═══ Dataset excerpts
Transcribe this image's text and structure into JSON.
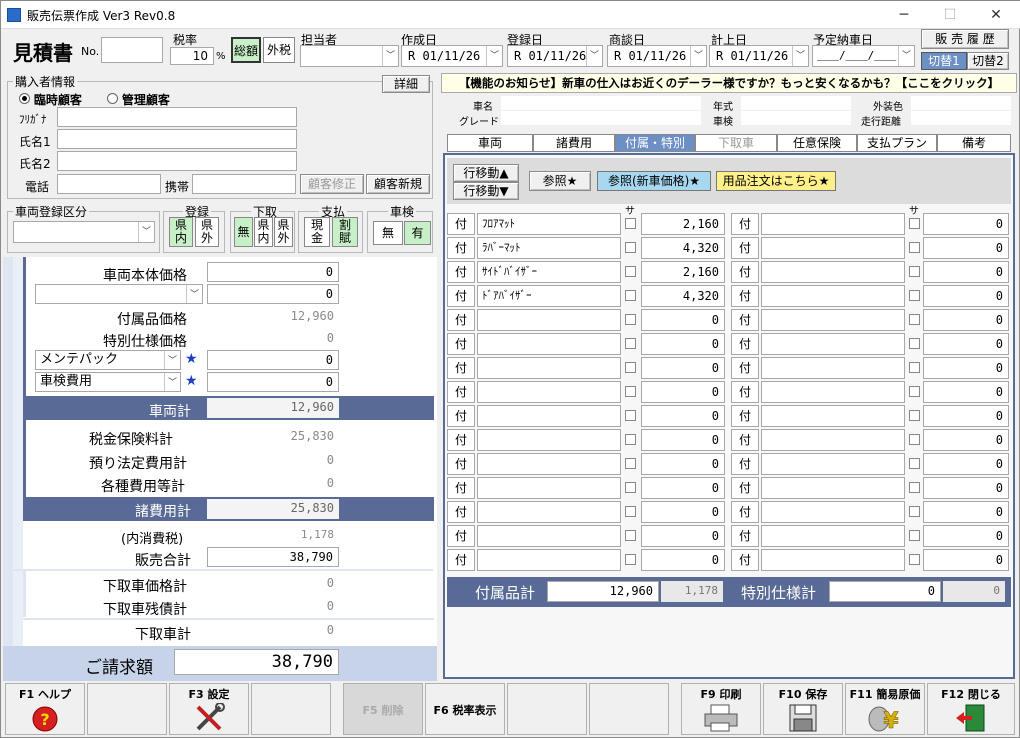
{
  "window": {
    "title": "販売伝票作成 Ver3 Rev0.8",
    "min": "─",
    "max": "☐",
    "close": "✕"
  },
  "header": {
    "doc_type": "見積書",
    "no_label": "No.",
    "no_value": "",
    "tax_label": "税率",
    "tax_value": "10",
    "tax_unit": "%",
    "tax_mode_total": "総額",
    "tax_mode_excl": "外税",
    "staff_label": "担当者",
    "staff_value": "",
    "created_label": "作成日",
    "created_value": "R 01/11/26",
    "registered_label": "登録日",
    "registered_value": "R 01/11/26",
    "negotiation_label": "商談日",
    "negotiation_value": "R 01/11/26",
    "booked_label": "計上日",
    "booked_value": "R 01/11/26",
    "delivery_label": "予定納車日",
    "delivery_value": "＿＿/＿＿/＿＿",
    "history_button": "販 売 履 歴",
    "switch1": "切替1",
    "switch2": "切替2"
  },
  "buyer": {
    "section_label": "購入者情報",
    "detail_button": "詳細",
    "radio_temp": "臨時顧客",
    "radio_managed": "管理顧客",
    "kana_label": "ﾌﾘｶﾞﾅ",
    "name1_label": "氏名1",
    "name2_label": "氏名2",
    "phone_label": "電話",
    "mobile_label": "携帯",
    "edit_button": "顧客修正",
    "new_button": "顧客新規"
  },
  "vehicle_reg": {
    "label": "車両登録区分",
    "reg_label": "登録",
    "reg_opt1": "県\n内",
    "reg_opt2": "県\n外",
    "trade_label": "下取",
    "trade_opt0": "無",
    "trade_opt1": "県\n内",
    "trade_opt2": "県\n外",
    "pay_label": "支払",
    "pay_opt1": "現\n金",
    "pay_opt2": "割\n賦",
    "inspect_label": "車検",
    "inspect_opt1": "無",
    "inspect_opt2": "有"
  },
  "price": {
    "body_label": "車両本体価格",
    "body_value": "0",
    "extra_value": "0",
    "accessory_label": "付属品価格",
    "accessory_value": "12,960",
    "special_label": "特別仕様価格",
    "special_value": "0",
    "maintenance_select": "メンテパック",
    "maintenance_value": "0",
    "inspection_select": "車検費用",
    "inspection_value": "0",
    "vehicle_total_label": "車両計",
    "vehicle_total_value": "12,960",
    "tax_ins_label": "税金保険料計",
    "tax_ins_value": "25,830",
    "legal_label": "預り法定費用計",
    "legal_value": "0",
    "misc_label": "各種費用等計",
    "misc_value": "0",
    "fees_total_label": "諸費用計",
    "fees_total_value": "25,830",
    "consumption_label": "(内消費税)",
    "consumption_value": "1,178",
    "sales_total_label": "販売合計",
    "sales_total_value": "38,790",
    "tradein_price_label": "下取車価格計",
    "tradein_price_value": "0",
    "tradein_debt_label": "下取車残債計",
    "tradein_debt_value": "0",
    "tradein_total_label": "下取車計",
    "tradein_total_value": "0",
    "invoice_label": "ご請求額",
    "invoice_value": "38,790"
  },
  "notice": "【機能のお知らせ】新車の仕入はお近くのデーラー様ですか？もっと安くなるかも？【ここをクリック】",
  "car_info": {
    "name_label": "車名",
    "grade_label": "グレード",
    "year_label": "年式",
    "inspection_label": "車検",
    "color_label": "外装色",
    "mileage_label": "走行距離"
  },
  "tabs": [
    "車両",
    "諸費用",
    "付属・特別",
    "下取車",
    "任意保険",
    "支払プラン",
    "備考"
  ],
  "toolbar": {
    "move_up": "行移動▲",
    "move_down": "行移動▼",
    "ref": "参照★",
    "ref_new": "参照(新車価格)★",
    "order": "用品注文はこちら★"
  },
  "grid": {
    "sa_label": "サ",
    "row_label": "付",
    "left": [
      {
        "name": "ﾌﾛｱﾏｯﾄ",
        "value": "2,160"
      },
      {
        "name": "ﾗﾊﾞｰﾏｯﾄ",
        "value": "4,320"
      },
      {
        "name": "ｻｲﾄﾞﾊﾞｲｻﾞｰ",
        "value": "2,160"
      },
      {
        "name": "ﾄﾞｱﾊﾞｲｻﾞｰ",
        "value": "4,320"
      },
      {
        "name": "",
        "value": "0"
      },
      {
        "name": "",
        "value": "0"
      },
      {
        "name": "",
        "value": "0"
      },
      {
        "name": "",
        "value": "0"
      },
      {
        "name": "",
        "value": "0"
      },
      {
        "name": "",
        "value": "0"
      },
      {
        "name": "",
        "value": "0"
      },
      {
        "name": "",
        "value": "0"
      },
      {
        "name": "",
        "value": "0"
      },
      {
        "name": "",
        "value": "0"
      },
      {
        "name": "",
        "value": "0"
      }
    ],
    "right": [
      {
        "name": "",
        "value": "0"
      },
      {
        "name": "",
        "value": "0"
      },
      {
        "name": "",
        "value": "0"
      },
      {
        "name": "",
        "value": "0"
      },
      {
        "name": "",
        "value": "0"
      },
      {
        "name": "",
        "value": "0"
      },
      {
        "name": "",
        "value": "0"
      },
      {
        "name": "",
        "value": "0"
      },
      {
        "name": "",
        "value": "0"
      },
      {
        "name": "",
        "value": "0"
      },
      {
        "name": "",
        "value": "0"
      },
      {
        "name": "",
        "value": "0"
      },
      {
        "name": "",
        "value": "0"
      },
      {
        "name": "",
        "value": "0"
      },
      {
        "name": "",
        "value": "0"
      }
    ],
    "acc_total_label": "付属品計",
    "acc_total_value": "12,960",
    "acc_tax_value": "1,178",
    "spec_total_label": "特別仕様計",
    "spec_total_value": "0",
    "spec_tax_value": "0"
  },
  "fkeys": [
    {
      "label": "F1 ヘルプ",
      "icon": "help-icon"
    },
    {
      "label": "",
      "icon": ""
    },
    {
      "label": "F3 設定",
      "icon": "tools-icon"
    },
    {
      "label": "",
      "icon": ""
    },
    {
      "label": "F5 削除",
      "icon": ""
    },
    {
      "label": "F6 税率表示",
      "icon": ""
    },
    {
      "label": "",
      "icon": ""
    },
    {
      "label": "",
      "icon": ""
    },
    {
      "label": "F9 印刷",
      "icon": "printer-icon"
    },
    {
      "label": "F10 保存",
      "icon": "floppy-icon"
    },
    {
      "label": "F11 簡易原価",
      "icon": "yen-icon"
    },
    {
      "label": "F12 閉じる",
      "icon": "exit-icon"
    }
  ]
}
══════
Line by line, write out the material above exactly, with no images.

Answer to this exercise ::
Transcribe this image's text and structure into JSON.
{
  "window": {
    "title": "販売伝票作成 Ver3 Rev0.8",
    "min": "─",
    "max": "☐",
    "close": "✕"
  },
  "header": {
    "doc_type": "見積書",
    "no_label": "No.",
    "no_value": "",
    "tax_label": "税率",
    "tax_value": "10",
    "tax_unit": "%",
    "tax_mode_total": "総額",
    "tax_mode_excl": "外税",
    "staff_label": "担当者",
    "staff_value": "",
    "created_label": "作成日",
    "created_value": "R 01/11/26",
    "registered_label": "登録日",
    "registered_value": "R 01/11/26",
    "negotiation_label": "商談日",
    "negotiation_value": "R 01/11/26",
    "booked_label": "計上日",
    "booked_value": "R 01/11/26",
    "delivery_label": "予定納車日",
    "delivery_value": "＿＿/＿＿/＿＿",
    "history_button": "販 売 履 歴",
    "switch1": "切替1",
    "switch2": "切替2"
  },
  "buyer": {
    "section_label": "購入者情報",
    "detail_button": "詳細",
    "radio_temp": "臨時顧客",
    "radio_managed": "管理顧客",
    "kana_label": "ﾌﾘｶﾞﾅ",
    "name1_label": "氏名1",
    "name2_label": "氏名2",
    "phone_label": "電話",
    "mobile_label": "携帯",
    "edit_button": "顧客修正",
    "new_button": "顧客新規"
  },
  "vehicle_reg": {
    "label": "車両登録区分",
    "reg_label": "登録",
    "reg_opt1": "県\n内",
    "reg_opt2": "県\n外",
    "trade_label": "下取",
    "trade_opt0": "無",
    "trade_opt1": "県\n内",
    "trade_opt2": "県\n外",
    "pay_label": "支払",
    "pay_opt1": "現\n金",
    "pay_opt2": "割\n賦",
    "inspect_label": "車検",
    "inspect_opt1": "無",
    "inspect_opt2": "有"
  },
  "price": {
    "body_label": "車両本体価格",
    "body_value": "0",
    "extra_value": "0",
    "accessory_label": "付属品価格",
    "accessory_value": "12,960",
    "special_label": "特別仕様価格",
    "special_value": "0",
    "maintenance_select": "メンテパック",
    "maintenance_value": "0",
    "inspection_select": "車検費用",
    "inspection_value": "0",
    "vehicle_total_label": "車両計",
    "vehicle_total_value": "12,960",
    "tax_ins_label": "税金保険料計",
    "tax_ins_value": "25,830",
    "legal_label": "預り法定費用計",
    "legal_value": "0",
    "misc_label": "各種費用等計",
    "misc_value": "0",
    "fees_total_label": "諸費用計",
    "fees_total_value": "25,830",
    "consumption_label": "(内消費税)",
    "consumption_value": "1,178",
    "sales_total_label": "販売合計",
    "sales_total_value": "38,790",
    "tradein_price_label": "下取車価格計",
    "tradein_price_value": "0",
    "tradein_debt_label": "下取車残債計",
    "tradein_debt_value": "0",
    "tradein_total_label": "下取車計",
    "tradein_total_value": "0",
    "invoice_label": "ご請求額",
    "invoice_value": "38,790"
  },
  "notice": "【機能のお知らせ】新車の仕入はお近くのデーラー様ですか？もっと安くなるかも？【ここをクリック】",
  "car_info": {
    "name_label": "車名",
    "grade_label": "グレード",
    "year_label": "年式",
    "inspection_label": "車検",
    "color_label": "外装色",
    "mileage_label": "走行距離"
  },
  "tabs": [
    "車両",
    "諸費用",
    "付属・特別",
    "下取車",
    "任意保険",
    "支払プラン",
    "備考"
  ],
  "toolbar": {
    "move_up": "行移動▲",
    "move_down": "行移動▼",
    "ref": "参照★",
    "ref_new": "参照(新車価格)★",
    "order": "用品注文はこちら★"
  },
  "grid": {
    "sa_label": "サ",
    "row_label": "付",
    "left": [
      {
        "name": "ﾌﾛｱﾏｯﾄ",
        "value": "2,160"
      },
      {
        "name": "ﾗﾊﾞｰﾏｯﾄ",
        "value": "4,320"
      },
      {
        "name": "ｻｲﾄﾞﾊﾞｲｻﾞｰ",
        "value": "2,160"
      },
      {
        "name": "ﾄﾞｱﾊﾞｲｻﾞｰ",
        "value": "4,320"
      },
      {
        "name": "",
        "value": "0"
      },
      {
        "name": "",
        "value": "0"
      },
      {
        "name": "",
        "value": "0"
      },
      {
        "name": "",
        "value": "0"
      },
      {
        "name": "",
        "value": "0"
      },
      {
        "name": "",
        "value": "0"
      },
      {
        "name": "",
        "value": "0"
      },
      {
        "name": "",
        "value": "0"
      },
      {
        "name": "",
        "value": "0"
      },
      {
        "name": "",
        "value": "0"
      },
      {
        "name": "",
        "value": "0"
      }
    ],
    "right": [
      {
        "name": "",
        "value": "0"
      },
      {
        "name": "",
        "value": "0"
      },
      {
        "name": "",
        "value": "0"
      },
      {
        "name": "",
        "value": "0"
      },
      {
        "name": "",
        "value": "0"
      },
      {
        "name": "",
        "value": "0"
      },
      {
        "name": "",
        "value": "0"
      },
      {
        "name": "",
        "value": "0"
      },
      {
        "name": "",
        "value": "0"
      },
      {
        "name": "",
        "value": "0"
      },
      {
        "name": "",
        "value": "0"
      },
      {
        "name": "",
        "value": "0"
      },
      {
        "name": "",
        "value": "0"
      },
      {
        "name": "",
        "value": "0"
      },
      {
        "name": "",
        "value": "0"
      }
    ],
    "acc_total_label": "付属品計",
    "acc_total_value": "12,960",
    "acc_tax_value": "1,178",
    "spec_total_label": "特別仕様計",
    "spec_total_value": "0",
    "spec_tax_value": "0"
  },
  "fkeys": [
    {
      "label": "F1 ヘルプ",
      "icon": "help-icon"
    },
    {
      "label": "",
      "icon": ""
    },
    {
      "label": "F3 設定",
      "icon": "tools-icon"
    },
    {
      "label": "",
      "icon": ""
    },
    {
      "label": "F5 削除",
      "icon": ""
    },
    {
      "label": "F6 税率表示",
      "icon": ""
    },
    {
      "label": "",
      "icon": ""
    },
    {
      "label": "",
      "icon": ""
    },
    {
      "label": "F9 印刷",
      "icon": "printer-icon"
    },
    {
      "label": "F10 保存",
      "icon": "floppy-icon"
    },
    {
      "label": "F11 簡易原価",
      "icon": "yen-icon"
    },
    {
      "label": "F12 閉じる",
      "icon": "exit-icon"
    }
  ]
}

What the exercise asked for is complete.